Required work:
Having found the line containing "What data populates" in the data below, reproduce that line and each one after it to the end, exactly, and include nothing else.

Data excerpts
# # # #
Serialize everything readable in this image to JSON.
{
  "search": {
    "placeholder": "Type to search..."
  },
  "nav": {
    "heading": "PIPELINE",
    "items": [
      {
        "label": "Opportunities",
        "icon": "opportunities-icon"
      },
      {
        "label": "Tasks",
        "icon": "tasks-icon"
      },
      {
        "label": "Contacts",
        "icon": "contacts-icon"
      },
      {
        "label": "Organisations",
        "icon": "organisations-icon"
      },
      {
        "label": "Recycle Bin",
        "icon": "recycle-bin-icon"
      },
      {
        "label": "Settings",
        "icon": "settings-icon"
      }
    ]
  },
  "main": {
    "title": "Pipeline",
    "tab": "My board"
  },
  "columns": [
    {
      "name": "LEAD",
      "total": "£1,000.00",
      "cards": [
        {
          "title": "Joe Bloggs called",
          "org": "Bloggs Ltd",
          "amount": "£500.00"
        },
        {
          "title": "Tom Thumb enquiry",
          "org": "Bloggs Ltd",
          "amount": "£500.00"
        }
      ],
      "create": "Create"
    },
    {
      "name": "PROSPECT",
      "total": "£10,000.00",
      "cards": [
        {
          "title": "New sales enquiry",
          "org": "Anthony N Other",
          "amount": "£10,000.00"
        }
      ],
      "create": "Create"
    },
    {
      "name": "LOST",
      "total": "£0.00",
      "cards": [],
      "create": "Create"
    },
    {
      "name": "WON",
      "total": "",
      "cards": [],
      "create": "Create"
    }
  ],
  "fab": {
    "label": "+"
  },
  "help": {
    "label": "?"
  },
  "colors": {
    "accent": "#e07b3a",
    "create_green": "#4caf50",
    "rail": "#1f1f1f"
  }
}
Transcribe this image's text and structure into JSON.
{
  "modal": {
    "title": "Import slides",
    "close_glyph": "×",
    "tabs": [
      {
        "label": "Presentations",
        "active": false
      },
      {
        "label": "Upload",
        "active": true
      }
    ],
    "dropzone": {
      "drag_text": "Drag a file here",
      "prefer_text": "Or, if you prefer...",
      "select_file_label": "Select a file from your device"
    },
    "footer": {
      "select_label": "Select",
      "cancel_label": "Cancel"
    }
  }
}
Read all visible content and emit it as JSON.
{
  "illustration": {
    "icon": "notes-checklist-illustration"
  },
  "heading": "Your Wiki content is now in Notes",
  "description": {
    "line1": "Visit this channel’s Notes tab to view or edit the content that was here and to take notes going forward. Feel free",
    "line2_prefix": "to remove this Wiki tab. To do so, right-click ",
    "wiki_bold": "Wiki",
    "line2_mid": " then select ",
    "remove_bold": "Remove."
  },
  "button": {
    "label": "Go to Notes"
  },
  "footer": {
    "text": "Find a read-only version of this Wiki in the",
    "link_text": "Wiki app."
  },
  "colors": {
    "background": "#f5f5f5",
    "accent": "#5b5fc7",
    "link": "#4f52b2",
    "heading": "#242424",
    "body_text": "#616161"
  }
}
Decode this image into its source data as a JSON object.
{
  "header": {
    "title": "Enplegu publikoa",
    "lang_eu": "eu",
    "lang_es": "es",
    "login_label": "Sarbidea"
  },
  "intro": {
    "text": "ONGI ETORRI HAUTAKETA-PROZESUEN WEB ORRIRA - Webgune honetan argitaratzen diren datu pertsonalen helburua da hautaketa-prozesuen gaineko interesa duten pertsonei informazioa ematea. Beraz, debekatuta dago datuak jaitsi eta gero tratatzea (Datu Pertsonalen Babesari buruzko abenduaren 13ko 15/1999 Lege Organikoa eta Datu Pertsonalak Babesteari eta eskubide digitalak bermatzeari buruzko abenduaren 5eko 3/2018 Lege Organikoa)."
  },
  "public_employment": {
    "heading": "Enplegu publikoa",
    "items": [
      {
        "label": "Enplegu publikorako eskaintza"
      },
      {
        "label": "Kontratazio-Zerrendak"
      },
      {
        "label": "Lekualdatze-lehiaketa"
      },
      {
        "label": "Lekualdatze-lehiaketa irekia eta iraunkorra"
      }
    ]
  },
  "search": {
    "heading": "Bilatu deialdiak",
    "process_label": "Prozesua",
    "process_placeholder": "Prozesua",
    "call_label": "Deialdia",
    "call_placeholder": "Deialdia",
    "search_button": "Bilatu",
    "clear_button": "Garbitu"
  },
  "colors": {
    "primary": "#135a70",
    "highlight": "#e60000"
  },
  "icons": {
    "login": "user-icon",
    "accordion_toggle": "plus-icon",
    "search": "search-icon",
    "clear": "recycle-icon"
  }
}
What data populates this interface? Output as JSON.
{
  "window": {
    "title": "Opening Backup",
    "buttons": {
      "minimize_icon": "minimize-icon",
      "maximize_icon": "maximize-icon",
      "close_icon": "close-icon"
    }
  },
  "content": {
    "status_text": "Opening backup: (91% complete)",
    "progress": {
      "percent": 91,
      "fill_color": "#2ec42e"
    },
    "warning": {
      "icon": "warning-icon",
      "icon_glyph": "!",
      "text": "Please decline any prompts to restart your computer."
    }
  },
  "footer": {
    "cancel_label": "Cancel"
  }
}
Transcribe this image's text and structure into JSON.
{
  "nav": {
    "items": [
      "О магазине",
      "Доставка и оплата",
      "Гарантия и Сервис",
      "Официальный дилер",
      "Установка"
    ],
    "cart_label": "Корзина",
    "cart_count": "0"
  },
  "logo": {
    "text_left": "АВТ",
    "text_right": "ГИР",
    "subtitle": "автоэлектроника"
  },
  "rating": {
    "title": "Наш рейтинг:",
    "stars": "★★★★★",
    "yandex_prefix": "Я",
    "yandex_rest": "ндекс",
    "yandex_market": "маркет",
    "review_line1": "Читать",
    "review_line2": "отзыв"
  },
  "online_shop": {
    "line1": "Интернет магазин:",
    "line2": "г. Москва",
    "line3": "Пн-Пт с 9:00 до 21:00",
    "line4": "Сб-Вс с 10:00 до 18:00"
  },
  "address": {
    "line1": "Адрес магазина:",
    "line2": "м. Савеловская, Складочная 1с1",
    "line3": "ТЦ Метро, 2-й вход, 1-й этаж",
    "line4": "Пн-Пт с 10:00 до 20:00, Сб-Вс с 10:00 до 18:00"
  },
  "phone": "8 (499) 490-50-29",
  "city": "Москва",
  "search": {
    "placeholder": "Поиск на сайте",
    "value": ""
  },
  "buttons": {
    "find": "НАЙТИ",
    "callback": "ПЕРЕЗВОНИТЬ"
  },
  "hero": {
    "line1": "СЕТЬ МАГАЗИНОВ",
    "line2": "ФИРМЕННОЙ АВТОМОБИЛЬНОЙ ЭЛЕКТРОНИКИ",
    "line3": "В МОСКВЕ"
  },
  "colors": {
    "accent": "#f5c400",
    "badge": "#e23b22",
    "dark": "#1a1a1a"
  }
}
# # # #
Problem solution:
What data populates this interface? Output as JSON.
{
  "window": {
    "title": "Opening Backup",
    "buttons": {
      "minimize_icon": "minimize-icon",
      "maximize_icon": "maximize-icon",
      "close_icon": "close-icon"
    }
  },
  "content": {
    "status_text": "Opening backup: (91% complete)",
    "progress": {
      "percent": 91,
      "fill_color": "#2ec42e"
    },
    "warning": {
      "icon": "warning-icon",
      "icon_glyph": "!",
      "text": "Please decline any prompts to restart your computer."
    }
  },
  "footer": {
    "cancel_label": "Cancel"
  }
}
Transcribe this image's text and structure into JSON.
{
  "nav": {
    "items": [
      "О магазине",
      "Доставка и оплата",
      "Гарантия и Сервис",
      "Официальный дилер",
      "Установка"
    ],
    "cart_label": "Корзина",
    "cart_count": "0"
  },
  "logo": {
    "text_left": "АВТ",
    "text_right": "ГИР",
    "subtitle": "автоэлектроника"
  },
  "rating": {
    "title": "Наш рейтинг:",
    "stars": "★★★★★",
    "yandex_prefix": "Я",
    "yandex_rest": "ндекс",
    "yandex_market": "маркет",
    "review_line1": "Читать",
    "review_line2": "отзыв"
  },
  "online_shop": {
    "line1": "Интернет магазин:",
    "line2": "г. Москва",
    "line3": "Пн-Пт с 9:00 до 21:00",
    "line4": "Сб-Вс с 10:00 до 18:00"
  },
  "address": {
    "line1": "Адрес магазина:",
    "line2": "м. Савеловская, Складочная 1с1",
    "line3": "ТЦ Метро, 2-й вход, 1-й этаж",
    "line4": "Пн-Пт с 10:00 до 20:00, Сб-Вс с 10:00 до 18:00"
  },
  "phone": "8 (499) 490-50-29",
  "city": "Москва",
  "search": {
    "placeholder": "Поиск на сайте",
    "value": ""
  },
  "buttons": {
    "find": "НАЙТИ",
    "callback": "ПЕРЕЗВОНИТЬ"
  },
  "hero": {
    "line1": "СЕТЬ МАГАЗИНОВ",
    "line2": "ФИРМЕННОЙ АВТОМОБИЛЬНОЙ ЭЛЕКТРОНИКИ",
    "line3": "В МОСКВЕ"
  },
  "colors": {
    "accent": "#f5c400",
    "badge": "#e23b22",
    "dark": "#1a1a1a"
  }
}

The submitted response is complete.